I appreciate two specific comments in this thread:
"It's not about prescribing the answer, but building windows and doors to new perspectives for the client to see things differently." - Jason
It's great that at the PCC level, coaches can offer perspective when it feels right, yet the goal is not to spoon-feed an answer or, more precisely, a "right" answer. Instead, the Coachee can intersect their latent perspective with the coaches to determine the most accurate and fitting ideal for their situation.
"...this idea of direct communication as an invitation and challenging the client in a non-shaming and non-judgemental way." - Shelly
Jim and Felix always example a light touch in how they offer their perspective with statements like, "This is what worked for me; it may or may not work for you... It's just an idea..." While some people want to be told what to do, it's more empowering when they decide what's a good idea for their scenario.
I can't think of a conversation where direct communication was a hurdle, I tend to go for it versus hold back. What I do wonder about is when I could be more tactful or personal in what I'm sharing, especially if the person I'm working with seems to be timid.
Tony I agree that the piece I have to be very attentive in making sure that it is done in a tactful manner that elicits the deeper reflection and/or awareness rather than shutting down the client. This of course requires making sure there is a good alliance and understanding of client and yourself as a coach. This is where the prequestionnaire/session sheet can be helpful in reminders about style and plan for session as well.
I have found silence to be a great tool in my coaching. Many times, clients will fill the space with more information that is helpful to the conversation.
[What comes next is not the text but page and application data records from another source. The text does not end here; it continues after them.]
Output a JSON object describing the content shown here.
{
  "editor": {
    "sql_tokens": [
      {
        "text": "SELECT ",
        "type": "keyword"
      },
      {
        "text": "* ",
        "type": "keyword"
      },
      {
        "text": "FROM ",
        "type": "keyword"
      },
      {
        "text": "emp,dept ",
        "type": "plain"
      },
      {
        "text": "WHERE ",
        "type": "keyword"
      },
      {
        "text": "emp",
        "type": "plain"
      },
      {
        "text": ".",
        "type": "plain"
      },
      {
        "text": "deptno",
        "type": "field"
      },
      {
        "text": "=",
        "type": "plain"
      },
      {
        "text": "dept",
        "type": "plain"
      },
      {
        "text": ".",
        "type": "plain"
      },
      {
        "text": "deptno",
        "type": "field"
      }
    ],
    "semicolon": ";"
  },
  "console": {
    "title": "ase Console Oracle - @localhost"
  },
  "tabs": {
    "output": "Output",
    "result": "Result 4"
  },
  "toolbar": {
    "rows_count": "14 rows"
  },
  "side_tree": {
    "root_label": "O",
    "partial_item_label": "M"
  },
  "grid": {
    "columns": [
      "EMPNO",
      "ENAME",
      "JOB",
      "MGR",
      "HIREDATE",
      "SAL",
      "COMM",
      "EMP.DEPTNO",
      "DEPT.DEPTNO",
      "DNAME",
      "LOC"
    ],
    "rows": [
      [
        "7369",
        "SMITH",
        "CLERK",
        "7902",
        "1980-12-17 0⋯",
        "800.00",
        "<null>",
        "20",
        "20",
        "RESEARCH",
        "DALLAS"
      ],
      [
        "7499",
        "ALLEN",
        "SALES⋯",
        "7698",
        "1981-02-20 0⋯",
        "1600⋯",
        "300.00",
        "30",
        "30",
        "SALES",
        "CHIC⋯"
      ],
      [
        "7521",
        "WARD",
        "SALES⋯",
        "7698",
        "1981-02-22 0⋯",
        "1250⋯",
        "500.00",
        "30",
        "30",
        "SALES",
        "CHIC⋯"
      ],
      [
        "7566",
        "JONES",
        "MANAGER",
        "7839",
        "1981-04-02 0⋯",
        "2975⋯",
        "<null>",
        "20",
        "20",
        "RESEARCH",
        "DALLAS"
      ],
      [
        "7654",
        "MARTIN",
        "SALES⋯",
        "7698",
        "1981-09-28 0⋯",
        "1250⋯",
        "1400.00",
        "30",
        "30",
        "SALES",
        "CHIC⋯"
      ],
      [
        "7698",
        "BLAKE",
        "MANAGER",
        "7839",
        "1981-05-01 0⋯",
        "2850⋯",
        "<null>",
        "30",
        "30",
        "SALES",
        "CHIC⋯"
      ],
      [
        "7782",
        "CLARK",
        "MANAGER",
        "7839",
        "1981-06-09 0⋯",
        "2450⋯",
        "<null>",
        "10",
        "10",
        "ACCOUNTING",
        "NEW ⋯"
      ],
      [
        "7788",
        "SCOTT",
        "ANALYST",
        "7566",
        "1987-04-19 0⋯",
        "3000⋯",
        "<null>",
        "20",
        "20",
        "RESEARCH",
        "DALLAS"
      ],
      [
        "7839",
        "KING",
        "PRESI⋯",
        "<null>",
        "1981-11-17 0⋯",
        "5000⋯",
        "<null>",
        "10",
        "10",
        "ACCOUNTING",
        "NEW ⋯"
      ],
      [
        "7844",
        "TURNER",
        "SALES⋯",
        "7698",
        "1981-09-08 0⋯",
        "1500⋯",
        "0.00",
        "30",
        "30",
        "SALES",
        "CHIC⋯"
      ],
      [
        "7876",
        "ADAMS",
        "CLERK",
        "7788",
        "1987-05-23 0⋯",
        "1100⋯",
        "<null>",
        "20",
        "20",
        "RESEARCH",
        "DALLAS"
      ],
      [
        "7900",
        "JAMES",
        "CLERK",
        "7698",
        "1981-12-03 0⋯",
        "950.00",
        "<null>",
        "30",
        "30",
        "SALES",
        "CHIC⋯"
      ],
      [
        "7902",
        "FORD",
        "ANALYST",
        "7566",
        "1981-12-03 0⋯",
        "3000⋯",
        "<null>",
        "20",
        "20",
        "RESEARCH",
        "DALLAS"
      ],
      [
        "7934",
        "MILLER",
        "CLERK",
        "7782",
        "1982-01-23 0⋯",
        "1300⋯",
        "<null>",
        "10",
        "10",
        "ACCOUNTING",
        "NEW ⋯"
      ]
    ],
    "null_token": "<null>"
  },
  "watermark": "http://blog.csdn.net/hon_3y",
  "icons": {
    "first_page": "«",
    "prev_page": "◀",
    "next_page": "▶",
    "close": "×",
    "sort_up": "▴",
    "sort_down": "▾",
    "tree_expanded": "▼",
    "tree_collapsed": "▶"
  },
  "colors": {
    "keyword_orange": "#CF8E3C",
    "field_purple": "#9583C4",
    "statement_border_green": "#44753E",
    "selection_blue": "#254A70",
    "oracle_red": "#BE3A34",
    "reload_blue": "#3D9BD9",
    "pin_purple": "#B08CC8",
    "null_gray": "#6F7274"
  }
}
We tend to only want to use a limited amount of time but a coach invites the client to share more by not replying immediately and allowing the client to use the space as they need to use it. I have found silence to be very helpful for those people who need to process thoughts internally.